Facts about Emperor penguins
Emperor penguins facts
They inhabit Antarctica and the surrounding waters of the Southern Ocean. These penguins grow about 45 inches (115 cm) tall. They breed and raise their young almost exclusively on sea ice, in colonies that may contain over1000 individuals. Only a few colonies breed on land. Emperor penguins are the only penguin species that breed during the brutal Antarctic winter.

  • Their thick layer of blubber, combined with their thick layer of feathers helps them to stay warm. Most emperor penguins mate with the same individual for life. Females lay a single egg, which they pass off to the males. Then, the females go off to the ocean to hunt for 2 months. 

  • They primarily feed on fish, squid, and krill.

  • The males are responsible for protecting the eggs. They balance them on their feet and cover them with a fold of skin called the brood pouch. 

  • The Penguins will huddle together to escape the wind and conserve warmth. 

  • They take turns moving to the interior of the group, where it is warmer. Males eat nothing for the two months that they care for the eggs, causing them to lose half their body weight.

  • Females come back well fed when it is time for the chicks to hatch. They regurgitate food from their stomach to feed to the newly hatched chicks. At this time, the males will go off to feed. Only 50% of chicks survive to the end of the breeding season. 

  • As a chick grows, both parents take turns caring for it. By December, the Antarctic summer,the sea ice has begun to break up and the young penguins are ready to feed on their own. 

  • Emperor penguins are excellent swimmers. They have the deepest and longest dives of any bird species. They can dive down to 1800 feet (550m) below the surface and stay underwater for over20 minutes.

These penguins are threatened by climate change because it affects the sea ice that they depend on. Not only is sea ice important for successful breeding, but krill, a major food source for emperor penguins, relies on the organisms that grow on the underside of sea ice for food.
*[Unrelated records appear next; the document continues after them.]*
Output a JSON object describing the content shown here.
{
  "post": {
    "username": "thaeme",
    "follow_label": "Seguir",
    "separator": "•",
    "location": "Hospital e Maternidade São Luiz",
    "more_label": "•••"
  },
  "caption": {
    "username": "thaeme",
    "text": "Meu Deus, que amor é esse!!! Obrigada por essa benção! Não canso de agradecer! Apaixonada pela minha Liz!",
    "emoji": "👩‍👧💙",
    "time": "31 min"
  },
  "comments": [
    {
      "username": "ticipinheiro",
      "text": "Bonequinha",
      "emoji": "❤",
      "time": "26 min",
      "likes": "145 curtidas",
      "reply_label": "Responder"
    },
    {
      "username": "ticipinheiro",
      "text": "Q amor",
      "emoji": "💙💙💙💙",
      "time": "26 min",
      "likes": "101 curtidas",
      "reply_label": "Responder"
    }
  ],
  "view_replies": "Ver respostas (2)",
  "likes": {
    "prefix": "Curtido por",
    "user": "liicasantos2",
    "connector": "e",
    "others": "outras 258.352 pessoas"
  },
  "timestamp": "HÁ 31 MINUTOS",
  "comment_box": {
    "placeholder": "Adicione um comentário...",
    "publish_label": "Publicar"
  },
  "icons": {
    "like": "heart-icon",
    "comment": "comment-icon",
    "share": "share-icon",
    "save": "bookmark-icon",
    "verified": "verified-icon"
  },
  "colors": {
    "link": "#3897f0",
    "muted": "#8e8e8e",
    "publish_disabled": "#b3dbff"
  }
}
With less sea ice, there is less food for krill, causing there to be less krill for emperor penguins.